One of the pioneers of quantum chaos, Martin C. Gutzwiller, has written a beautiful introduction to this field in Scientific American. See in particular the third figure describing the central place of quantum chaos in our our understanding of quantum mechanics. An important lesson here is: Playing around with the simple standard systems, such as harmonic oscillators, we barely scratch the surface of what the classical-quantum transition really entails. If we want to go beyond pedestrian descriptions of this transition, classically chaotic systems are where the action is! This also holds for much-discussed fundamental topics such as "decoherence", see the example of periodically "kicked" Cesium atom. As a by-product, quantum chaos has brought together an arsenal of powerful techniques. My first chance to study these was a graduate course at Yale taught by Prof. Gutzwiller in 1993/94; he also accompanied my thesis work on chaotic optical cavities through discussions and as a reader at dissertation time.
As it turns out, many of the intrinsic emission properties of dielectric optical resonators have a classical origin. The significance of this for quantum chaos is that comparison between ray model and numerical solutions of the wave equations uncover corrections to the ray model. Alternatively, one can also discover such wave corrections by comparing the ray predictions to an actual experiment. We follow both approaches.
Such wave corrections become especially interesting when the
underlying classical dynamics is partially chaotic, as
is the case in the asymmetric dielectric resonators. In that
setting, two major new effects arise:
dynamical localization and dynamical tunneling.

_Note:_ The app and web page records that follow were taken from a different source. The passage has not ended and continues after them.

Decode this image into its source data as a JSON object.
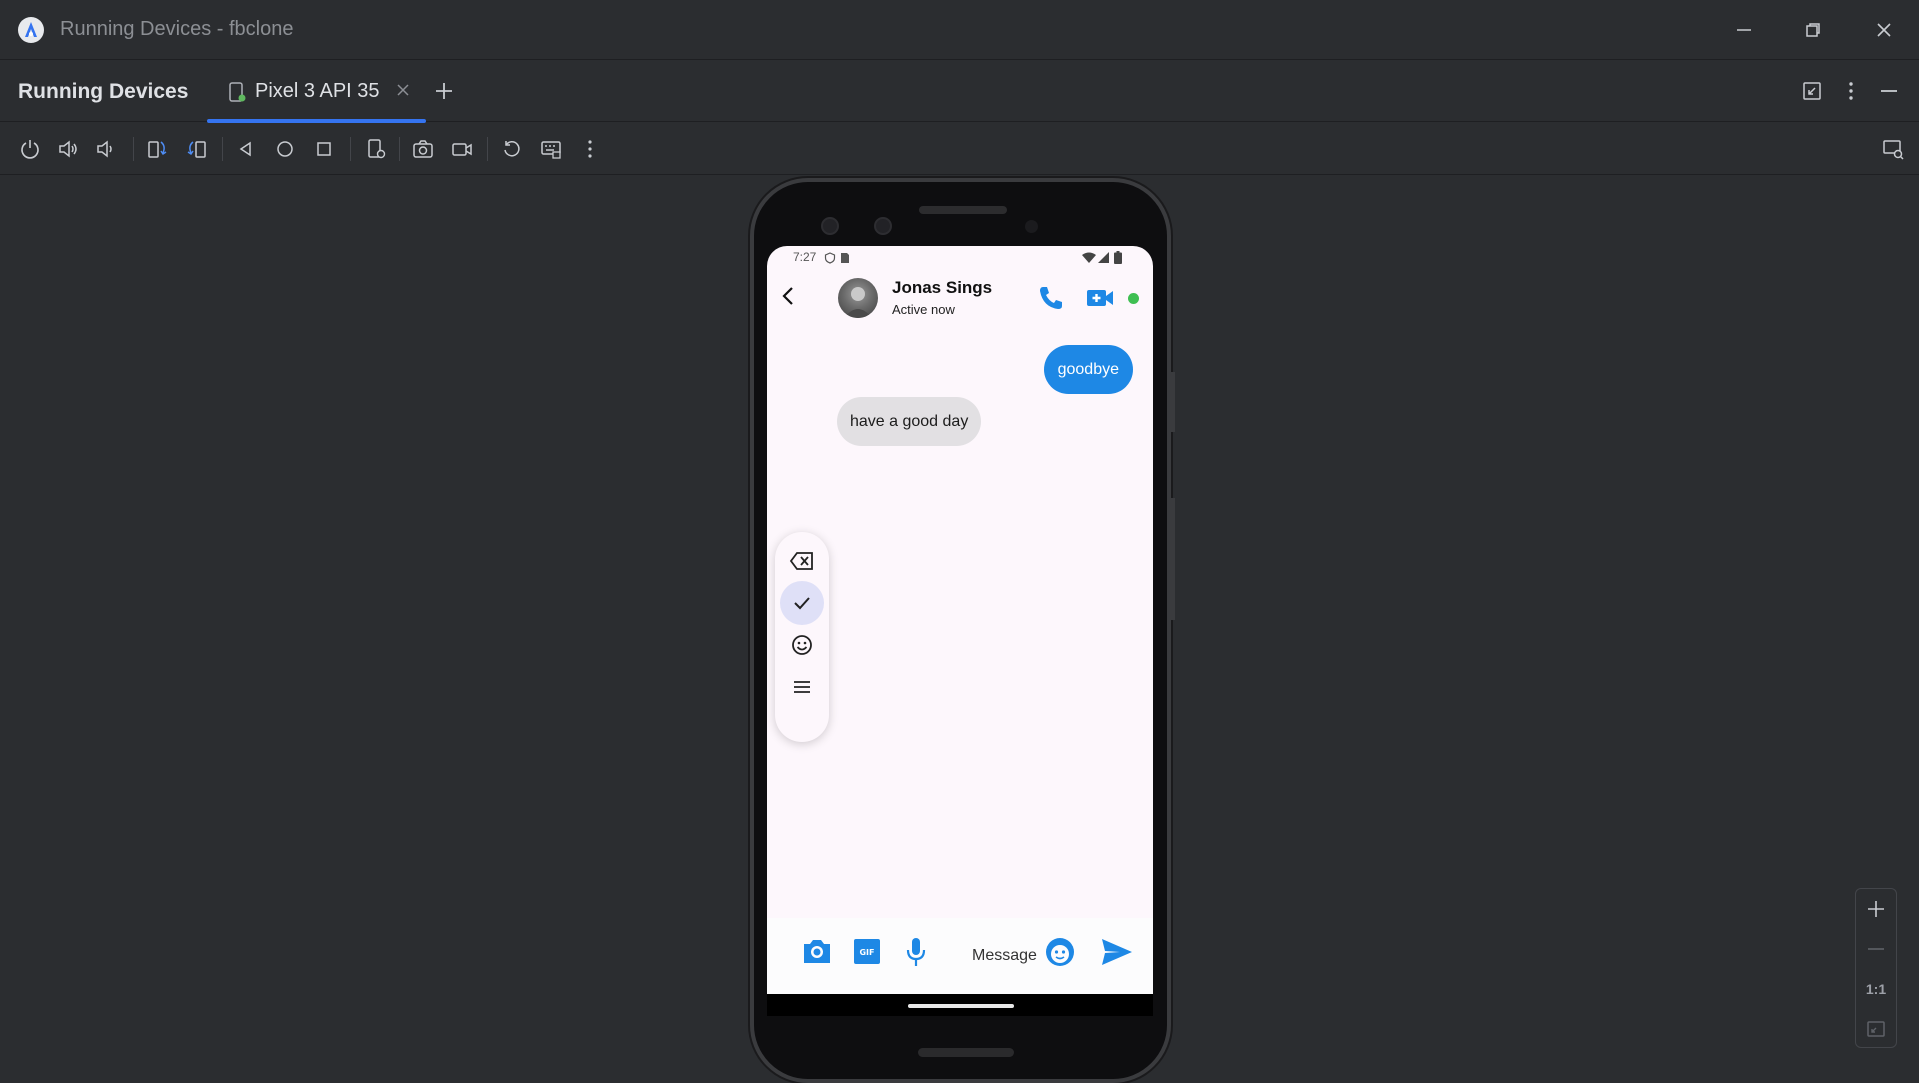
{
  "window": {
    "title": "Running Devices - fbclone",
    "icon": "android-studio-logo"
  },
  "panel": {
    "title": "Running Devices",
    "tabs": [
      {
        "label": "Pixel 3 API 35",
        "icon": "device-icon",
        "active": true
      }
    ]
  },
  "toolbar": {
    "actions": [
      "power",
      "volume-up",
      "volume-down",
      "rotate-left",
      "rotate-right",
      "back",
      "home",
      "overview",
      "device-settings",
      "screenshot",
      "screen-record",
      "reset",
      "keyboard-input",
      "more"
    ]
  },
  "device": {
    "status_time": "7:27",
    "chat": {
      "contact_name": "Jonas Sings",
      "contact_status": "Active now",
      "online_color": "#3fbf52",
      "messages": [
        {
          "direction": "outgoing",
          "text": "goodbye"
        },
        {
          "direction": "incoming",
          "text": "have a good day"
        }
      ],
      "input_placeholder": "Message"
    },
    "floating_toolbar": [
      "backspace",
      "check",
      "emoji",
      "menu"
    ]
  },
  "zoom": {
    "actual_size_label": "1:1"
  },
  "colors": {
    "accent": "#3574f0",
    "messenger_blue": "#1e88e5",
    "ide_background": "#2b2d30"
  }
}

In dielectric cavities, the effect of such phenomena on resonance lifetimes and emission directionality, and of course on resonance frequencies, can be studied. Emission directionality is in itself a completely new question to investigate from the viewpoint of quantum chaos: when decay occurs, e.g.,in nuclear physics or chemistry, any anisotropy of the individual process is averaged out in the observation of an ensemble - but microlasers can be looked at individually, and from various directions. If they are bounded only by a dielectric interface, the emission pattern is determined by the phase-space structure. This is an important focus of my work: the short-wavelength asymptotics of systems that are chaotic and open.
What this means is illustrated in a slightly different example on a picture page describing the annular billiard. There, we studied the relation between resonance lifetimes and dynamical tunneling (since it involves tunneling into a chaotic portion of phase space, it is also called "chaos-assisted tunneling").
Is quantum chaos just a mathematical-conceptual game without relevance for experiments? Our work has been among the first to propose actual applications of quantum chaos phenomena, and to my knowledge the two patents I co-authored were the very first to rely on such phenomena.
What I'm discussing above is chaos in the linear wave equation. This phenomenon often dominates the physics, especially near the lasing threshold. At higher powers the nonlinearity of the medium itself becomes more important.This is something we had earlier addressed in an invited conference contribution , and also commented on in a book chapter titled "2-d Microcavities: Theory and Experiments" .
*Note:Last significant revision: 09/09/04.
This page represents a compilation of information relevant to our work on microlaser resonators. Naturally, it cannot claim to be complete in any way. However, I felt it appropriate to provide some context because the questions we are discussing are at the interface between two fields of study that traditionally haven't had much overlap: micro-optics and quantum chaos.
These fields have more in common than meets
Since this is a NET DOCUMENT, I am trying to refer mostly to other documents that are available online, instead of citing things printed on dead trees. But if you have something you'd like me to include, feel free to let me know.
This page © Copyright Jens Uwe Nöckel, 2002-2004Last modified: Fri Oct 26 20:39:20 PDT 2018